Twenty years ago, interacting with customers was simple. Most companies used print ads, radio or television spots to communicate their marketing efforts with an occasional "snail-mail" campaign tossed in for good measure. Customers typically interacted through in-person visits or telephone calls. The Internet was still new to most consumers, and truly forward-thinking companies had simple websites and used email campaigns as best they could. Those were the days when customers accepted that their shopping was limited to your store's business hours and your on-hand inventory.
Then the Internet exploded, and virtually all customers gained some type of ability to access the web. Many connected from home or work, while others visited Internet cafes or libraries. With the ability to browse the web at any time of the day or night, customers began to demand new ways to research or buy products at their convenience. The world of the online retailer grew, and even retailers with physical locations added online shopping.
Customers were more or less content — for a few years. The next disruptive technology appeared in the form of mobile devices. Suddenly, customers could use their smartphone or tablets to interact with businesses. They were no longer tied to a computer that had to remain in a fixed location. They could shop from anywhere, and they began to favor companies that made the experience painless, no matter what device was used.
In short, modern customers are "always on." They can interact with you in a variety of ways, often using multiple devices along the journey to purchase a single product. They expect a cross-channel experience that is seamless and consistent. They want you to remember their preferences when they switch from a smartphone to a desktop. Briefly stated, they want to be in control of their purchase journey.
Creating the type of experience that customers want can be challenging. However, if you can give them what they want, you stand to reap substantial benefits. Here are four tips to help you delight your customers by leveraging technology wisely.
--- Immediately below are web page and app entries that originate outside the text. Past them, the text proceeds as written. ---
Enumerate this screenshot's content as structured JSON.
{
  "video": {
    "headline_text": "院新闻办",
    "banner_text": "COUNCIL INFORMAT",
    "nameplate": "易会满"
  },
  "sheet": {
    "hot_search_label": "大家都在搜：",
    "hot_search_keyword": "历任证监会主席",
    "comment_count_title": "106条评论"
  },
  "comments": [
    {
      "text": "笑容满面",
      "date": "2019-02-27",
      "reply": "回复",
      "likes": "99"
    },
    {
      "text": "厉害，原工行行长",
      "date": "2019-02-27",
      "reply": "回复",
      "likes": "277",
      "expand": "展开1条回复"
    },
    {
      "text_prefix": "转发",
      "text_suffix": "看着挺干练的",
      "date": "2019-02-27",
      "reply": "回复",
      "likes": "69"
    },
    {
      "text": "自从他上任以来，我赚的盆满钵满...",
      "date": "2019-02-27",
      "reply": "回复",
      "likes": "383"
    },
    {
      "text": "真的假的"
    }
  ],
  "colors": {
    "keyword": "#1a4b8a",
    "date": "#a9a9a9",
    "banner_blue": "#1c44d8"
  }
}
- You will need to compile a single profile of each customer that encompasses everything you have learned about the customer regardless of the channel. Customers want an integrated experience that flows seamlessly across channels, and you cannot provide this without a consolidated picture of the customer. Granted, this may be one of the most challenging parts of delighting your customers, but businesses that manage it successfully have found that it gives them a strong foundation for establishing a competitive advantage.
- Your data strategy should involve the entire company. The first step is to identify everyone in your company who has responsibility for any system that touches or generates customer-level information. Next, make sure that all of these people are aligned around the company's goals for building a strong data foundation. Interdepartmental communication and cooperation will be essential. All stakeholders need to share what they know about customers with every other stakeholder.
- You should never launch a strategy without careful prior planning. Start by analyzing your current data environment. Do you have siloes of data that only selected users can access? Are you incorporating third-party data, and if so, is it "clean"? Once you know what you have, you can begin to plot your data needs. Decide what specific goals you want to achieve, such as improving personalization, identifying target customers or enhancing customer retention.
- Plan to adjust your strategy as needed. Focus on KPIs that are data-driven, rather than basing decisions on guesswork or individual campaigns. For example, look at indicators such as the volume of information your company has on customers and how much your knowledge has increased. Monitor your approaches to data collection. You may have to tailor your approach to suit the source, such as having different strategies for collecting data from social media sites and mobile apps. Periodically assess how well your technology matches your needs as innovations can sometimes provide you with more data or better data.
When your customers are "always on," you must be also. You will be judged on each interaction, so you want to make sure that you always put your "best foot forward." It may present some challenges, but providing your customers with the engaging experience they want can offer you new opportunities for increasing revenue through a competitive advantage.